## [EXERCISE PROMPT]
A verbatim reproduction of every entry is the expected answer.

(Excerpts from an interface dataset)
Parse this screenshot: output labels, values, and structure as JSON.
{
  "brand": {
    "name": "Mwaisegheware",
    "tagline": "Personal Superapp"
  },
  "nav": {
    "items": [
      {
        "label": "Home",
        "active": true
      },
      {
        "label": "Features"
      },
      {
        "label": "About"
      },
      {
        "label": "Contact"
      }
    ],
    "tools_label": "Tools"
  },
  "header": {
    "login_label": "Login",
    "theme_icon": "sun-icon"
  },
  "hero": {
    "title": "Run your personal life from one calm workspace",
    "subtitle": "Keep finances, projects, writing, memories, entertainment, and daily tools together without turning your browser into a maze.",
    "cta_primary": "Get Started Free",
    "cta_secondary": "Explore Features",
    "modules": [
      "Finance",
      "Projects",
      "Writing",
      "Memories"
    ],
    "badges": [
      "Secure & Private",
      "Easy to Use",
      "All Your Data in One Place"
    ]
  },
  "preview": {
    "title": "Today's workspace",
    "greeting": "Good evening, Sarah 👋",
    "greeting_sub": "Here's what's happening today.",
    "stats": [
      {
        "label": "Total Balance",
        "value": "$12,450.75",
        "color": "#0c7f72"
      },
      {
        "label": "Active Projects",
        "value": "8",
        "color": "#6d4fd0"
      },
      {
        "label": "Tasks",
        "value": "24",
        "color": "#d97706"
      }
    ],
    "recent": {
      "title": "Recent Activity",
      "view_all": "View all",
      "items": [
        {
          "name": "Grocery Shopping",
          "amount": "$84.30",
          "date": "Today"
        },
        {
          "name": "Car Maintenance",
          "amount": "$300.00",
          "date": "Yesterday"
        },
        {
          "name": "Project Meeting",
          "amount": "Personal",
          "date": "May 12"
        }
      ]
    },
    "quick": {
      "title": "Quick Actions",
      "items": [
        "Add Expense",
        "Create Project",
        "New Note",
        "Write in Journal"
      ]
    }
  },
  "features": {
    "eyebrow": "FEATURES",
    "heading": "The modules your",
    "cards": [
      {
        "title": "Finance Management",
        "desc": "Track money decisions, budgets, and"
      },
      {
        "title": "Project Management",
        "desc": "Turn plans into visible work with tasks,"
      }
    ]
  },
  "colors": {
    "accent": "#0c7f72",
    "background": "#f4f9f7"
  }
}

## [SOLUTION FOR THIS TASK]
Parse this screenshot: output labels, values, and structure as JSON.
{
  "brand": {
    "name": "Mwaisegheware",
    "tagline": "Personal Superapp"
  },
  "nav": {
    "items": [
      {
        "label": "Home",
        "active": true
      },
      {
        "label": "Features"
      },
      {
        "label": "About"
      },
      {
        "label": "Contact"
      }
    ],
    "tools_label": "Tools"
  },
  "header": {
    "login_label": "Login",
    "theme_icon": "sun-icon"
  },
  "hero": {
    "title": "Run your personal life from one calm workspace",
    "subtitle": "Keep finances, projects, writing, memories, entertainment, and daily tools together without turning your browser into a maze.",
    "cta_primary": "Get Started Free",
    "cta_secondary": "Explore Features",
    "modules": [
      "Finance",
      "Projects",
      "Writing",
      "Memories"
    ],
    "badges": [
      "Secure & Private",
      "Easy to Use",
      "All Your Data in One Place"
    ]
  },
  "preview": {
    "title": "Today's workspace",
    "greeting": "Good evening, Sarah 👋",
    "greeting_sub": "Here's what's happening today.",
    "stats": [
      {
        "label": "Total Balance",
        "value": "$12,450.75",
        "color": "#0c7f72"
      },
      {
        "label": "Active Projects",
        "value": "8",
        "color": "#6d4fd0"
      },
      {
        "label": "Tasks",
        "value": "24",
        "color": "#d97706"
      }
    ],
    "recent": {
      "title": "Recent Activity",
      "view_all": "View all",
      "items": [
        {
          "name": "Grocery Shopping",
          "amount": "$84.30",
          "date": "Today"
        },
        {
          "name": "Car Maintenance",
          "amount": "$300.00",
          "date": "Yesterday"
        },
        {
          "name": "Project Meeting",
          "amount": "Personal",
          "date": "May 12"
        }
      ]
    },
    "quick": {
      "title": "Quick Actions",
      "items": [
        "Add Expense",
        "Create Project",
        "New Note",
        "Write in Journal"
      ]
    }
  },
  "features": {
    "eyebrow": "FEATURES",
    "heading": "The modules your",
    "cards": [
      {
        "title": "Finance Management",
        "desc": "Track money decisions, budgets, and"
      },
      {
        "title": "Project Management",
        "desc": "Turn plans into visible work with tasks,"
      }
    ]
  },
  "colors": {
    "accent": "#0c7f72",
    "background": "#f4f9f7"
  }
}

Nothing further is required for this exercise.